Task description.
For each line in the data below that holds "kind", return a copy.

App and web page records.
__________________________________________________
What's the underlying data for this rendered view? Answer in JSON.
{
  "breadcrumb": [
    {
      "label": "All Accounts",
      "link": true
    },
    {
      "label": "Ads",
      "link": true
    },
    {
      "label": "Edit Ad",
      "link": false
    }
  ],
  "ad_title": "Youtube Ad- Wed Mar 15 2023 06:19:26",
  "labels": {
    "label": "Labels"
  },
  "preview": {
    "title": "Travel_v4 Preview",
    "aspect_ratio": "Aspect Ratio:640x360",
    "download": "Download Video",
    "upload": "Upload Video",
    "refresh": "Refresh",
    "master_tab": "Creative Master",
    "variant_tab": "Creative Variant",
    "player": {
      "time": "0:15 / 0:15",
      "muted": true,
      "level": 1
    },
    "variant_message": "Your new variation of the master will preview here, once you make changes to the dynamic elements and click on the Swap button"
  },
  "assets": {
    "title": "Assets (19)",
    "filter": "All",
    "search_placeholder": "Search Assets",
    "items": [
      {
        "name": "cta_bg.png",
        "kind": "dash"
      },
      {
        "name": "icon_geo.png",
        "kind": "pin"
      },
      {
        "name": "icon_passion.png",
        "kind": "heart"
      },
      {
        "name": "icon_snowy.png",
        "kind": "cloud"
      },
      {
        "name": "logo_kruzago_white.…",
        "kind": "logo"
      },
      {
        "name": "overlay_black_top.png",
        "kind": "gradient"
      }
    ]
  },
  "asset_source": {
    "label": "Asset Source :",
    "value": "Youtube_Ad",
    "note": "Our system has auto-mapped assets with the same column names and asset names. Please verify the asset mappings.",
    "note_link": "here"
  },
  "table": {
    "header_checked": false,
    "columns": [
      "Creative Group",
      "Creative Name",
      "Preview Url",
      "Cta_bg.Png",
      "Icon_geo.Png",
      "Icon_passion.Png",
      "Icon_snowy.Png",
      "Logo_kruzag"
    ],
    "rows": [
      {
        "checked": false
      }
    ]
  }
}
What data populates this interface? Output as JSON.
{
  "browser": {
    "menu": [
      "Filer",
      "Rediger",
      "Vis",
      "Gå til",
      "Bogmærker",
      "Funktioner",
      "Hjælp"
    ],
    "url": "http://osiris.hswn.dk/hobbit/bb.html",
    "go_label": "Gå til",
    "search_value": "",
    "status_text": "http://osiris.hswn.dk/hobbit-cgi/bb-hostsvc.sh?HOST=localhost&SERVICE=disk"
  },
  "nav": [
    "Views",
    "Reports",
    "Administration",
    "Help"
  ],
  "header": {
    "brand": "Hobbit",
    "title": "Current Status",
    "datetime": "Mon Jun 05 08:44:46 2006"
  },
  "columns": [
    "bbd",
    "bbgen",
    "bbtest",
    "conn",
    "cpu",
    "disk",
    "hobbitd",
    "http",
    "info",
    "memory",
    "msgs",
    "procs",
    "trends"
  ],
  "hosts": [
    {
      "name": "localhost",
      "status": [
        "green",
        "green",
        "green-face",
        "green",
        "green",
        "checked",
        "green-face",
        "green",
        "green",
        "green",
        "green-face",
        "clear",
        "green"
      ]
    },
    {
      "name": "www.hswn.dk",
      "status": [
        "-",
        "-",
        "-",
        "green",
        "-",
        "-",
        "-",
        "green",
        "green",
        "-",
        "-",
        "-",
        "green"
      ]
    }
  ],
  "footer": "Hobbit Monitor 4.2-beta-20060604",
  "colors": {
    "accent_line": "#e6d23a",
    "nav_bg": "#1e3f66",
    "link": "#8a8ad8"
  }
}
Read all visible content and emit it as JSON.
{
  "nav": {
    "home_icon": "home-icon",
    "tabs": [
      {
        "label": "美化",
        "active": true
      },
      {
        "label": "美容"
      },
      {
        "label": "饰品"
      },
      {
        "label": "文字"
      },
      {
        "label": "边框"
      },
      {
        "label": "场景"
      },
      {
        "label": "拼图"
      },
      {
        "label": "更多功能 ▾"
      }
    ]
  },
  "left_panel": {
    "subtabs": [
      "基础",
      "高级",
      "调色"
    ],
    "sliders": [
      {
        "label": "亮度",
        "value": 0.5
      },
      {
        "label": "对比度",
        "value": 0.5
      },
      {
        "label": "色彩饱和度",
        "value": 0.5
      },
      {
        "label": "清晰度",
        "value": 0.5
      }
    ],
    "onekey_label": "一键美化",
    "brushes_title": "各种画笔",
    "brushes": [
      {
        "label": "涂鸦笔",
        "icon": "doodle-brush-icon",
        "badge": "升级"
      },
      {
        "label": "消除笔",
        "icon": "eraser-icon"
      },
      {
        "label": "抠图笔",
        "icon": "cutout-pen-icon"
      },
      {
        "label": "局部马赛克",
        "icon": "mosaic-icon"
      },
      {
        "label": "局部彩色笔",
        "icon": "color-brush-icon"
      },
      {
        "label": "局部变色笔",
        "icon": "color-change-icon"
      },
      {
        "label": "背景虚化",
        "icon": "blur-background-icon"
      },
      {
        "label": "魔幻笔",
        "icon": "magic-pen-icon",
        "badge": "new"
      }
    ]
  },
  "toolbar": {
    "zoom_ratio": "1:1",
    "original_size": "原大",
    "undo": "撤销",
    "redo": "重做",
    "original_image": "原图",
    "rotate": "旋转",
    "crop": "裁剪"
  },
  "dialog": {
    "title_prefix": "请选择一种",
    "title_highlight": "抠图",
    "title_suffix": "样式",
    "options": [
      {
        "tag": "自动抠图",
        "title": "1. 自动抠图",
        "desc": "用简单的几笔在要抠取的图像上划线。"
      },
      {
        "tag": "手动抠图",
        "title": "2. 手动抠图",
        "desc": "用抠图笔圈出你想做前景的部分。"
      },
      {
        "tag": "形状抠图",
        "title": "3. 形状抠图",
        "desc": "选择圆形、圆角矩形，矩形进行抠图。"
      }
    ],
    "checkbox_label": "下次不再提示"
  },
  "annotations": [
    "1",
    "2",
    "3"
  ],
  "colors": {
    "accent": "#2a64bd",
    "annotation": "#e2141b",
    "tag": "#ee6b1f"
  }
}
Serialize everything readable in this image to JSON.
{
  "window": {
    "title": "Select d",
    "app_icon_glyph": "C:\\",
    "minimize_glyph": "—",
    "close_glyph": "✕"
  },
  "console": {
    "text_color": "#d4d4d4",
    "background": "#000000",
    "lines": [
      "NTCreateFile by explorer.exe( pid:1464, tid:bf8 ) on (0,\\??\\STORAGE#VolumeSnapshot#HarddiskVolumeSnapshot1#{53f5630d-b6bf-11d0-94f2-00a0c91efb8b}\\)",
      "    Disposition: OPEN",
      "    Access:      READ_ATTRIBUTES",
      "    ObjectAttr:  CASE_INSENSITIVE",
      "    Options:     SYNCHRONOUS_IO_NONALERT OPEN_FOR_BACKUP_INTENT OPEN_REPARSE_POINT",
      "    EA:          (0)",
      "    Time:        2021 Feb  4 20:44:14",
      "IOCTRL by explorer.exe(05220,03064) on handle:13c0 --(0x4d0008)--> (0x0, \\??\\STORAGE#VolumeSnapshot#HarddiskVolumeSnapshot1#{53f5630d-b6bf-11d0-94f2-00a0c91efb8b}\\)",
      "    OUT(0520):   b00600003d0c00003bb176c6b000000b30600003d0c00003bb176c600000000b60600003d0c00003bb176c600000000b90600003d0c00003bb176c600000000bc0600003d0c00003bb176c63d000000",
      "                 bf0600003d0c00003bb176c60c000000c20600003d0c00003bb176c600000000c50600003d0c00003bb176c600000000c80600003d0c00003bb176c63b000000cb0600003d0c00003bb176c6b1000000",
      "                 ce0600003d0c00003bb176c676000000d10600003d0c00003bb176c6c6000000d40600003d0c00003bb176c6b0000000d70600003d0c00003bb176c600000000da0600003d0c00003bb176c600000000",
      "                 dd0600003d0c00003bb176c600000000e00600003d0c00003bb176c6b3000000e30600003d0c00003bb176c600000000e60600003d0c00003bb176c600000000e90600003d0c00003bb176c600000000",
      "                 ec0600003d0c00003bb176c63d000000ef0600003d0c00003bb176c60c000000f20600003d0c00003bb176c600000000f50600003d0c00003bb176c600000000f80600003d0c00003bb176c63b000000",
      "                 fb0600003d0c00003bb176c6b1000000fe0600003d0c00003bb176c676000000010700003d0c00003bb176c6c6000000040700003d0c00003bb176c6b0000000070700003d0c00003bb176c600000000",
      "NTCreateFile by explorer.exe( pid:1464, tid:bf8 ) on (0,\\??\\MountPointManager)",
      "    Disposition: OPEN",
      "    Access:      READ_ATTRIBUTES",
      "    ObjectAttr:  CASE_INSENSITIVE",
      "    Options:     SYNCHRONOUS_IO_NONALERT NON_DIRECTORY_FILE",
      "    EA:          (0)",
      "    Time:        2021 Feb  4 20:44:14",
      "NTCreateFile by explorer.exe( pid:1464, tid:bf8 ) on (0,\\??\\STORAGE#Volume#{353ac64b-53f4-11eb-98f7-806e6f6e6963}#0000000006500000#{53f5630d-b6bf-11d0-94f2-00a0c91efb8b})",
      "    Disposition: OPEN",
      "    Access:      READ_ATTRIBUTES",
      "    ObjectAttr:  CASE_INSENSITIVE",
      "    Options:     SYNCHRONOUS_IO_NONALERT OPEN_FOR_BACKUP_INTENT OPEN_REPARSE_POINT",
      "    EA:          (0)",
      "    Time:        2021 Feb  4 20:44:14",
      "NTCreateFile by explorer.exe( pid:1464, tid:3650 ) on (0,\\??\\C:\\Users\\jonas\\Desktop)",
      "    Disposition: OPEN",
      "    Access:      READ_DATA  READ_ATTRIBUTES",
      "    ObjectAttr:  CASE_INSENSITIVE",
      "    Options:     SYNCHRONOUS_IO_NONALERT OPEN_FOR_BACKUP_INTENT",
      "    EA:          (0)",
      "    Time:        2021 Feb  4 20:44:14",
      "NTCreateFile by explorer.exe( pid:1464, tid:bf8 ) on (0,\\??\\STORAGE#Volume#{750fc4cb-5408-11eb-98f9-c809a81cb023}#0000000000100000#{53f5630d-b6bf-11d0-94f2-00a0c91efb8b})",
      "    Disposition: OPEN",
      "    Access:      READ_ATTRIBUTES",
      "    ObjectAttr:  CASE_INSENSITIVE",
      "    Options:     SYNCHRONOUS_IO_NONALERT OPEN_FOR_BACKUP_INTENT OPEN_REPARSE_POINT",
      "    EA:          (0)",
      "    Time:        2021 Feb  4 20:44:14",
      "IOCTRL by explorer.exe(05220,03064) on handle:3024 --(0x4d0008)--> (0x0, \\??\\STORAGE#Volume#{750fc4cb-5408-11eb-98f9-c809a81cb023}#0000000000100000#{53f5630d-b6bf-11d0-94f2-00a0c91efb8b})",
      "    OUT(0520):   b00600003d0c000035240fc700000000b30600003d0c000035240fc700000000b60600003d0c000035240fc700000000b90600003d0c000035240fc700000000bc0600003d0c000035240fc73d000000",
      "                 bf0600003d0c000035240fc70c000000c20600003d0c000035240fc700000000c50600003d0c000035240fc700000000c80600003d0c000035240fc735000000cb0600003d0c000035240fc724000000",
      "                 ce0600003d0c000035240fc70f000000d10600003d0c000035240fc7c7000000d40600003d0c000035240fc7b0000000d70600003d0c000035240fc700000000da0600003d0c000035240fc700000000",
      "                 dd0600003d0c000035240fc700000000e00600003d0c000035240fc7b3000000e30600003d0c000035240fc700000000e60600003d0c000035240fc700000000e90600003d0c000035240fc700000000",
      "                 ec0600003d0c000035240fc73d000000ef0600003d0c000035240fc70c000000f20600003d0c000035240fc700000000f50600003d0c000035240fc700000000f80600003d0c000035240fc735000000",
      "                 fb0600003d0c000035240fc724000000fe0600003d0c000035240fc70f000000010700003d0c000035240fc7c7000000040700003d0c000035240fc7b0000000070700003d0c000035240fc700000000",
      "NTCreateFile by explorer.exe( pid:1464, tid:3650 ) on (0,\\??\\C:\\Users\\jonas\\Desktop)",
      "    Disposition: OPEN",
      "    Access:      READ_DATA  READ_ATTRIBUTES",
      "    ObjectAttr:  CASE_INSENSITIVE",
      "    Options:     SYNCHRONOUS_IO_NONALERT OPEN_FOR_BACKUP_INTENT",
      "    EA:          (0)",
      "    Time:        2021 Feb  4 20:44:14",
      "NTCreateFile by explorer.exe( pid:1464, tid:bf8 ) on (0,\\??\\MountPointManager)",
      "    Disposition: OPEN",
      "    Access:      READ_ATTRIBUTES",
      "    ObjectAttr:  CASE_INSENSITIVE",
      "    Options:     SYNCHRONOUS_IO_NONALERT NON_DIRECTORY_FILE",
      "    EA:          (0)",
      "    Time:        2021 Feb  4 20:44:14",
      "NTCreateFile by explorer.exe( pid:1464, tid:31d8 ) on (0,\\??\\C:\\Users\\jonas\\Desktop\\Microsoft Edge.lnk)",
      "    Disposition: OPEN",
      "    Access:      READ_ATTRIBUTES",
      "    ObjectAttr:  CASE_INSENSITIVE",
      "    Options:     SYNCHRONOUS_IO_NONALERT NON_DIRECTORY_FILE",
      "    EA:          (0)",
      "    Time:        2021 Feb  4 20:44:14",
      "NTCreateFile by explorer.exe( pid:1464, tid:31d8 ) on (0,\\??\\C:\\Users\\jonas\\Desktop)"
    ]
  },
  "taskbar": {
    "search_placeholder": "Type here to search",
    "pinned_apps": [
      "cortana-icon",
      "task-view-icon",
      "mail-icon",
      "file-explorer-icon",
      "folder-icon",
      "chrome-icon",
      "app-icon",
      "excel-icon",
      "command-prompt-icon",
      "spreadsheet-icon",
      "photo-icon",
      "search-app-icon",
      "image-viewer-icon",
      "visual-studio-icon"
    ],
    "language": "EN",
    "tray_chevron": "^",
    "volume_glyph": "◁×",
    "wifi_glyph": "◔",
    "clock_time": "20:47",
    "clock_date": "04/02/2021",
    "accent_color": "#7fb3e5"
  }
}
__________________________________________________
Output.
        "kind": "dash"
        "kind": "pin"
        "kind": "heart"
        "kind": "cloud"
        "kind": "logo"
        "kind": "gradient"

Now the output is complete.